Here’s how to make two homemade coconut bird feeders that blend with any garden landscape. Fill either with a variety of foods for the birds.
Update: I’ve added a third design: a creative idea for a coconut suet feeder!
By Jane Lake
Half-a-Coconut Homemade Bird Feeder
Mixed bird seed in this half-coconut feeder attracted a pretty goldfinch within minutes of appearing in the yard. Chickadees, sparrows and a pair of bluejays came for lunch the next day.
The second design (main header photo, above; directions follow), has a natural roof to protect the food.
Set either version under the house eaves for shade and to protect food from nasty weather. So far, for me, neither has attracted squirrels.
If you like orioles, use our oriole nectar recipe but tempt them further by filling a coconut feeder with a half orange, cherries, banana chunks, nuts or suet. Very ripe fruit may also attract butterflies. Another economical project for bird lovers is this simple teacup and saucer bird feeder made from old tea sets or thrift store finds.
Open the Coconut and Drain the Milk
Do a Google search for ‘open a coconut’ and you’ll find step-by-step photos or videos. But if you’re handy with a hack saw, you may already know how to make both of these coconut feeders just by seeing our photos.
You Will Need:
- 6 feet of household twine
- shower curtain ring or hook
- drill with a small drill bit, or an awl
- hand saw, hack saw, or other tools to split open the coconut
- bird seed
The first step is piercing one of the three darker spots on one end of the coconut then draining out the coconut milk.
My preferred method was clamping the coconut in a bench vise. Clamp it firmly enough not to move in the vice, but not so tightly that it cracks in unexpected places.
Next, use a hack saw or hand saw to cut the coconut roughly in half.
Now you can use both halves to make two separate feeders, hanging them as explained in the following instructions.
Make a Hanger
Drill three, equally spaced holes around the rim of the coconut. Thread a 24 inch length of twine through one hole, bringing the ends together evenly. Starting near the hole, begin twisting the two strings together to make a single cord and temporarily knot them together at the top.
Repeat with the other two holes, then undo the original knots and knot all the strings permanently together at the end. Before you tighten the knot, ensure that all three strings are the same length so the coconut feeder hangs properly.
Hang Your Half-a-Coconut Bird Feeder
Use a hook, or a shower curtain ring, to suspend the coconut bird feeder from a tree or large shrub. Mine is suspended near a large lilac bush.
In winter, I move it to a hook under the eaves of the house, away from winter weather, and within sight of the kitchen window.
Fill with bird seed and wait for the birds to find their new feeding station!
Homemade Coconut Bird Feeder with a Natural Roof:
After completing the half-a-coconut bird feeder, an alternative design occurred to me.
In this version, you remove a quarter section of the coconut from the top. This way, you only get one bird feeder per coconut, but the natural roof protects the food from rain and snow.

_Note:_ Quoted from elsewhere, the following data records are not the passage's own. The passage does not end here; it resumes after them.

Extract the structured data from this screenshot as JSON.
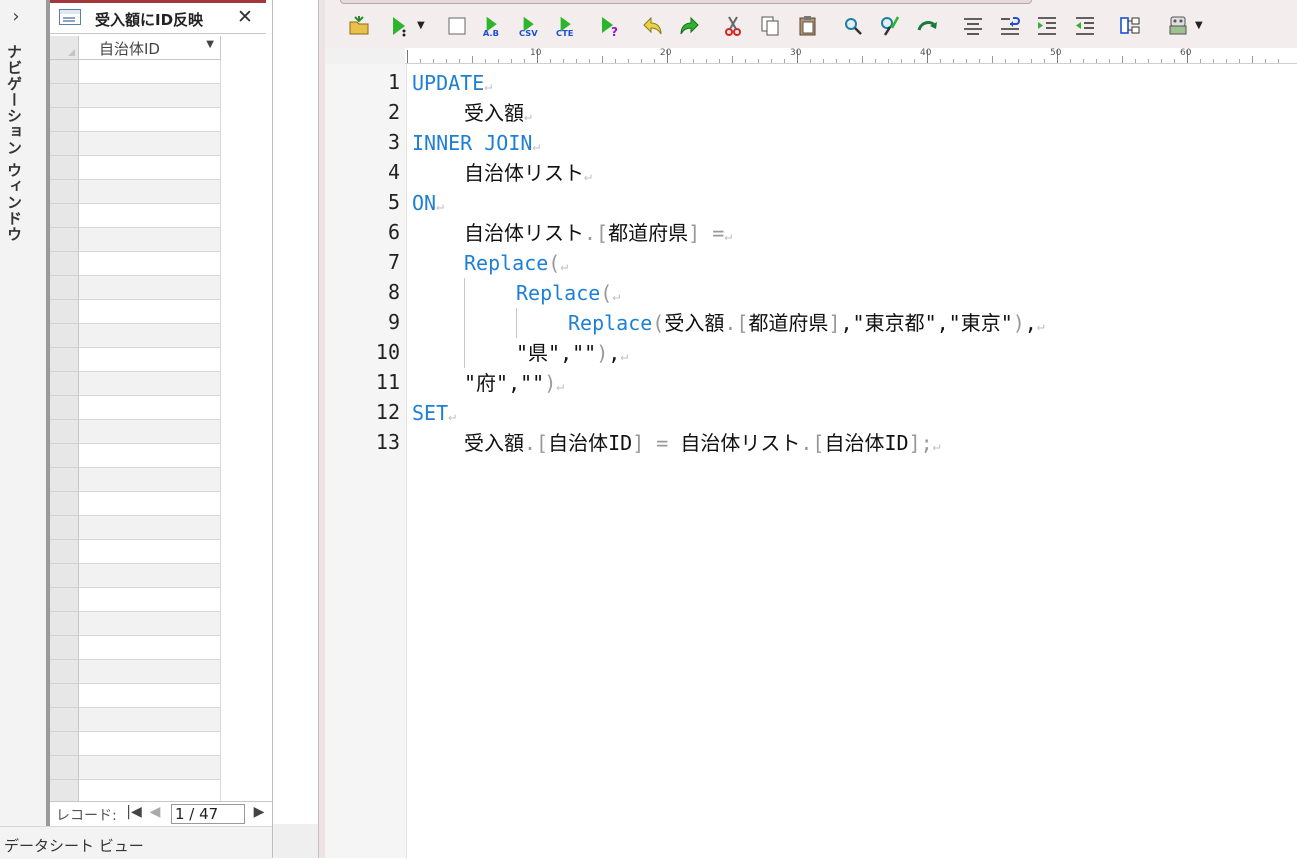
{
  "nav_pane": {
    "expand_glyph": "›",
    "title": "ナビゲーション ウィンドウ"
  },
  "datasheet": {
    "tab_title": "受入額にID反映",
    "close_glyph": "✕",
    "column_header": "自治体ID",
    "record_nav": {
      "label": "レコード:",
      "first_glyph": "|◀",
      "prev_glyph": "◀",
      "current": "1 / 47",
      "next_glyph": "▶"
    }
  },
  "status_bar": {
    "view_label": "データシート ビュー"
  },
  "toolbar": {
    "buttons": [
      "open-folder-icon",
      "run-icon",
      "new-icon",
      "run-ab-icon",
      "export-csv-icon",
      "cte-icon",
      "run-help-icon",
      "undo-icon",
      "redo-icon",
      "cut-icon",
      "copy-icon",
      "paste-icon",
      "search-icon",
      "replace-icon",
      "goto-icon",
      "align-icon",
      "wrap-icon",
      "indent-icon",
      "outdent-icon",
      "structure-icon",
      "plugin-icon"
    ],
    "ab_text": "A.B",
    "csv_text": "CSV",
    "cte_text": "CTE",
    "help_text": "?"
  },
  "ruler": {
    "labels": [
      "10",
      "20",
      "30",
      "40",
      "50",
      "60"
    ]
  },
  "editor": {
    "eol_mark": "↵",
    "lines": [
      {
        "n": "1",
        "indent": 0,
        "parts": [
          [
            "kw",
            "UPDATE"
          ]
        ]
      },
      {
        "n": "2",
        "indent": 1,
        "parts": [
          [
            "tx",
            "受入額"
          ]
        ]
      },
      {
        "n": "3",
        "indent": 0,
        "parts": [
          [
            "kw",
            "INNER JOIN"
          ]
        ]
      },
      {
        "n": "4",
        "indent": 1,
        "parts": [
          [
            "tx",
            "自治体リスト"
          ]
        ]
      },
      {
        "n": "5",
        "indent": 0,
        "parts": [
          [
            "kw",
            "ON"
          ]
        ]
      },
      {
        "n": "6",
        "indent": 1,
        "parts": [
          [
            "tx",
            "自治体リスト"
          ],
          [
            "op",
            "."
          ],
          [
            "op",
            "["
          ],
          [
            "tx",
            "都道府県"
          ],
          [
            "op",
            "]"
          ],
          [
            "tx",
            " "
          ],
          [
            "op",
            "="
          ]
        ]
      },
      {
        "n": "7",
        "indent": 1,
        "parts": [
          [
            "kw",
            "Replace"
          ],
          [
            "op",
            "("
          ]
        ]
      },
      {
        "n": "8",
        "indent": 2,
        "parts": [
          [
            "kw",
            "Replace"
          ],
          [
            "op",
            "("
          ]
        ]
      },
      {
        "n": "9",
        "indent": 3,
        "parts": [
          [
            "kw",
            "Replace"
          ],
          [
            "op",
            "("
          ],
          [
            "tx",
            "受入額"
          ],
          [
            "op",
            "."
          ],
          [
            "op",
            "["
          ],
          [
            "tx",
            "都道府県"
          ],
          [
            "op",
            "]"
          ],
          [
            "tx",
            ",\"東京都\",\"東京\""
          ],
          [
            "op",
            ")"
          ],
          [
            "tx",
            ","
          ]
        ]
      },
      {
        "n": "10",
        "indent": 2,
        "parts": [
          [
            "tx",
            "\"県\",\"\""
          ],
          [
            "op",
            ")"
          ],
          [
            "tx",
            ","
          ]
        ]
      },
      {
        "n": "11",
        "indent": 1,
        "parts": [
          [
            "tx",
            "\"府\",\"\""
          ],
          [
            "op",
            ")"
          ]
        ]
      },
      {
        "n": "12",
        "indent": 0,
        "parts": [
          [
            "kw",
            "SET"
          ]
        ]
      },
      {
        "n": "13",
        "indent": 1,
        "parts": [
          [
            "tx",
            "受入額"
          ],
          [
            "op",
            "."
          ],
          [
            "op",
            "["
          ],
          [
            "tx",
            "自治体ID"
          ],
          [
            "op",
            "]"
          ],
          [
            "tx",
            " "
          ],
          [
            "op",
            "="
          ],
          [
            "tx",
            " 自治体リスト"
          ],
          [
            "op",
            "."
          ],
          [
            "op",
            "["
          ],
          [
            "tx",
            "自治体ID"
          ],
          [
            "op",
            "]"
          ],
          [
            "op",
            ";"
          ]
        ]
      }
    ]
  },
  "colors": {
    "keyword": "#1e7fd6",
    "punctuation": "#999999",
    "tab_accent": "#a4373a",
    "frame": "#ece4e4"
  }
}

Use a Bench Vise and Saw
Make this style of feeder by clamping the coconut sideways in a bench vise then cutting only halfway through it with a hand saw or hack saw.
Remove the coconut from the vise and re-clamp it in an upright position so that you can make another cut at right angles to the first cut.
This creates a natural roof over the feeding area, keeping the food dry and clean.
Screw a cup hook in the top, or drill one hole through the top to thread a knotted string through as a hanger.
Add sunflower seeds, or your favourite bird seed mix, and watch the birds come in!
Coconut Suet Feeder
I can’t take credit for this coconut suet feeder, and haven’t made one, but I think it’s creative and easy to make.
First, though, study this photo and you’ll see what I see: a coconut with large holes drilled into it using a hole saw.
For a hanger, drill a small hole in the coconut top, fold twine in half, thread the looped end through the hole from the inside out, then knot the ends together.
Pack the coconut with suet, or suet mixed with bird seed then hang the feeder outside. Place it within viewing distance of your windows so that both you, and the birds, enjoy the feast!